[Data records for software interfaces]
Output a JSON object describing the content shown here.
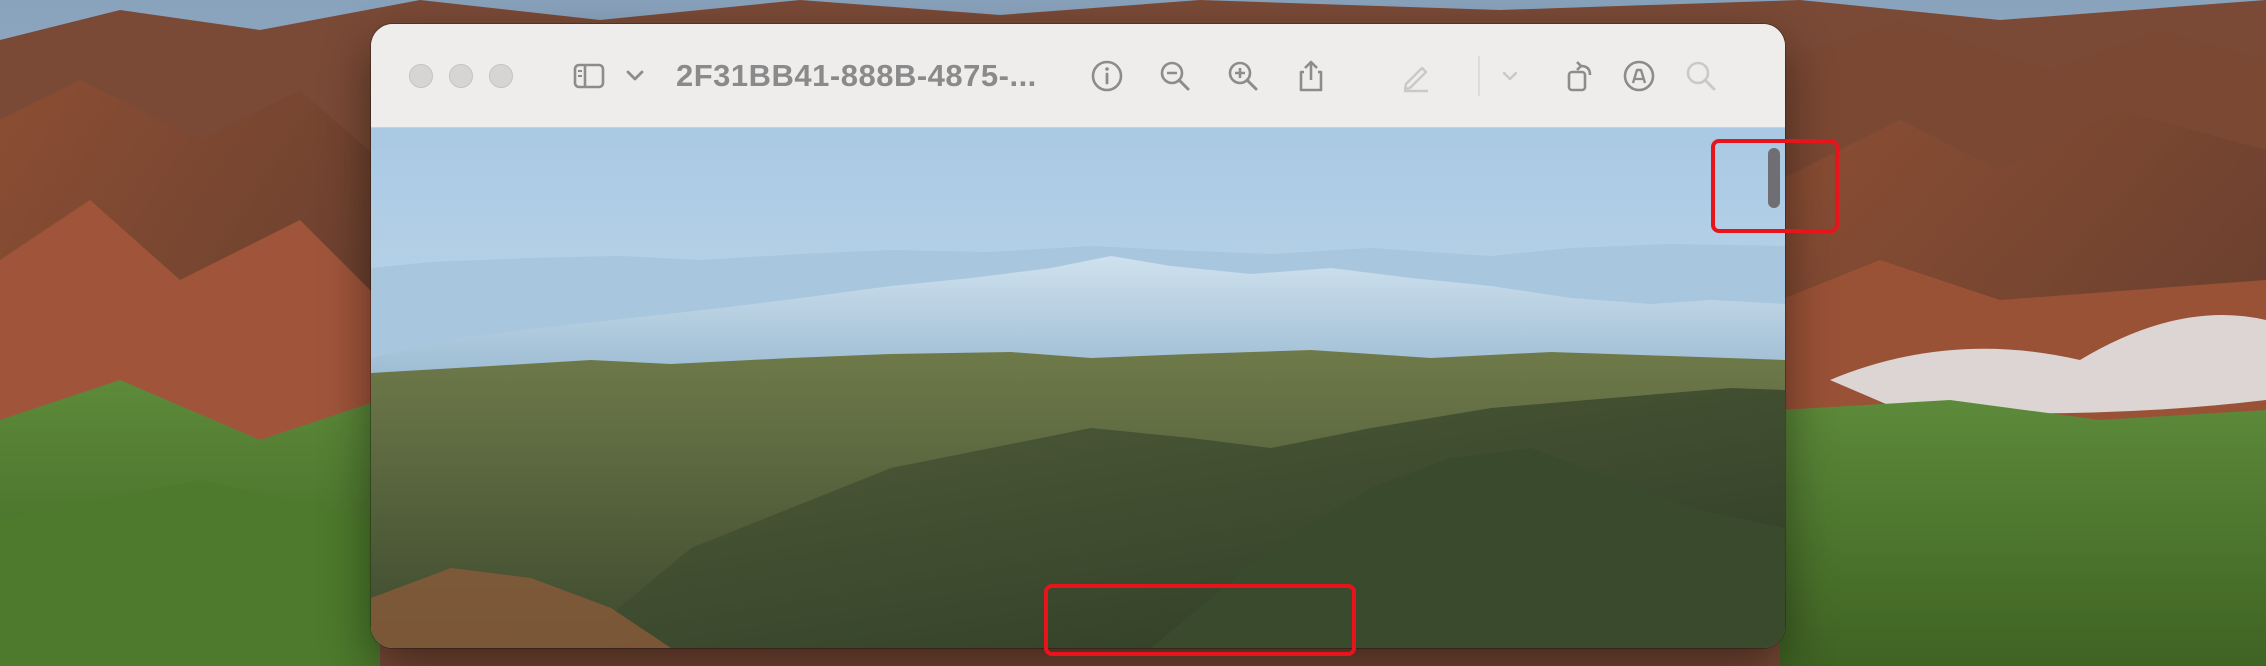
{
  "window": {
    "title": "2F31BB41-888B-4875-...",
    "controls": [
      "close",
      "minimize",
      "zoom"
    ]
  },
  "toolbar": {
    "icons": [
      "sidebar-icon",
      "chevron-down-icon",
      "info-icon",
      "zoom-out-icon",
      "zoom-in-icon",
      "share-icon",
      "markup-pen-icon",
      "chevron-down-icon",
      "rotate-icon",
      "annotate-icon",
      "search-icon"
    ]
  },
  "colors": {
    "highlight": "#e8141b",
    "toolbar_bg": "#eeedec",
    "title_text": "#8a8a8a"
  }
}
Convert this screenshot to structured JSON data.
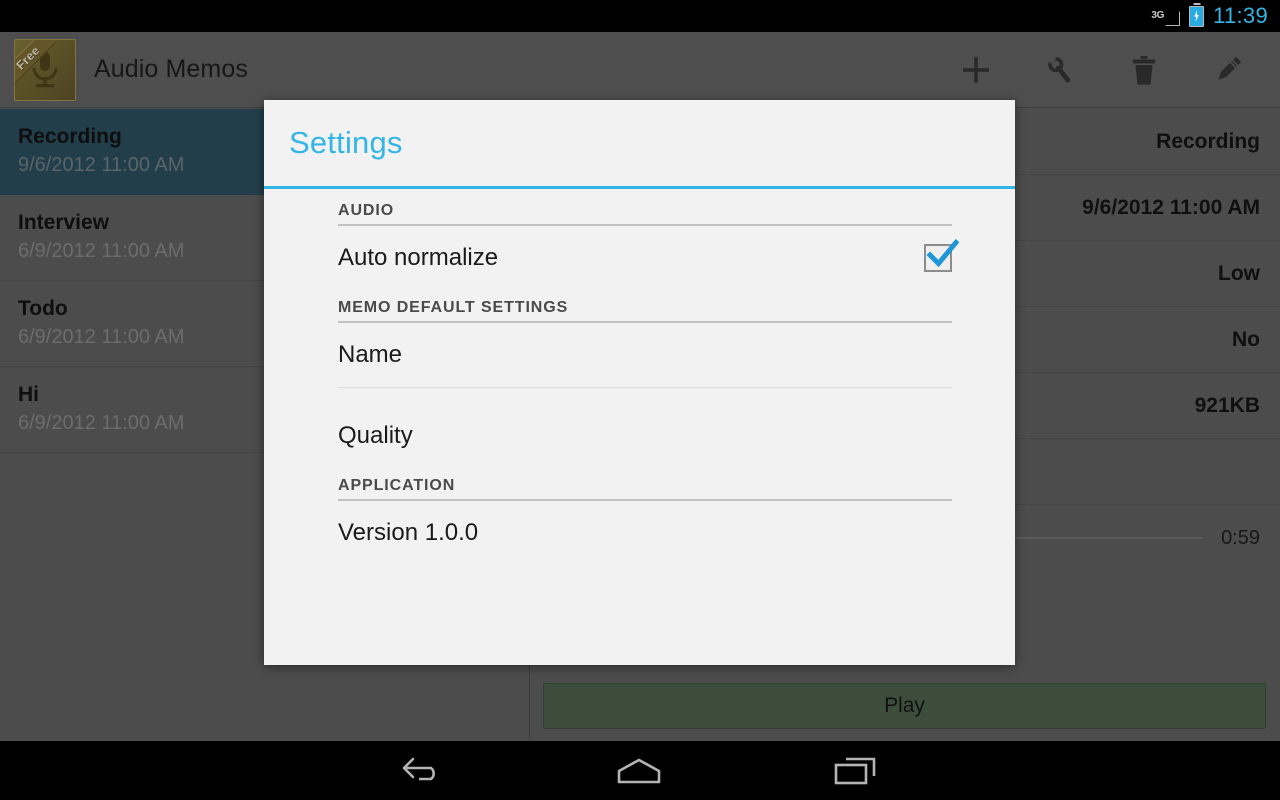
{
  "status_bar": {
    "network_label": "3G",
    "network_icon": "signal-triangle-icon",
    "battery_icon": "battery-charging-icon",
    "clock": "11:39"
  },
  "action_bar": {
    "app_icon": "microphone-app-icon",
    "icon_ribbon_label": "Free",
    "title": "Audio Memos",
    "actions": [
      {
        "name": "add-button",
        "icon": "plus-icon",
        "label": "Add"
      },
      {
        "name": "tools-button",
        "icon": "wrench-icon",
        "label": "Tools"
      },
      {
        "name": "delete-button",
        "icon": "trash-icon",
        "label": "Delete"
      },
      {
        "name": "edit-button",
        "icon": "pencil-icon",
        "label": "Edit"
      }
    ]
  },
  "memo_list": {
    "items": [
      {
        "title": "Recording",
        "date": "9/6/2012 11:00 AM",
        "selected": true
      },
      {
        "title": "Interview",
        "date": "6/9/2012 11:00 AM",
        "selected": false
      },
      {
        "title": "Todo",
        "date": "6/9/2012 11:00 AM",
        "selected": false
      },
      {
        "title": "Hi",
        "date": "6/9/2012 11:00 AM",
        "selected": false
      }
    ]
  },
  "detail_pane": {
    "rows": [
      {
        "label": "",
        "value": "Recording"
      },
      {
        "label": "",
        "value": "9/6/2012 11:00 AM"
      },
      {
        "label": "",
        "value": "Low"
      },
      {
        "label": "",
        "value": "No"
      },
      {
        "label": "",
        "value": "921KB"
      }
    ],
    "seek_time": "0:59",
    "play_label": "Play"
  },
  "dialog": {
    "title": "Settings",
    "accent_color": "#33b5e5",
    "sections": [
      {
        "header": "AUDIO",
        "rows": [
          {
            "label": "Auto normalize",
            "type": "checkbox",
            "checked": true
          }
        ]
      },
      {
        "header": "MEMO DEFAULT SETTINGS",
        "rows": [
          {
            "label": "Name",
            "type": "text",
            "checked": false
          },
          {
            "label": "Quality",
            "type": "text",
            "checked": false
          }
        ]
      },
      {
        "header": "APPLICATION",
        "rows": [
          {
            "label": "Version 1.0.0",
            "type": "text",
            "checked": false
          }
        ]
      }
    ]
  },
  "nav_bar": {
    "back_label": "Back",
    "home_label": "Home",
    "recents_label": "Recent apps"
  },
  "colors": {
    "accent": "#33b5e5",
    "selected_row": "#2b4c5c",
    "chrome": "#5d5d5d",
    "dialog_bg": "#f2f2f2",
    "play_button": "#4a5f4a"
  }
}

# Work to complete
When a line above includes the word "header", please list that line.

# Solution to this problem
        "header": "AUDIO",
        "header": "MEMO DEFAULT SETTINGS",
        "header": "APPLICATION",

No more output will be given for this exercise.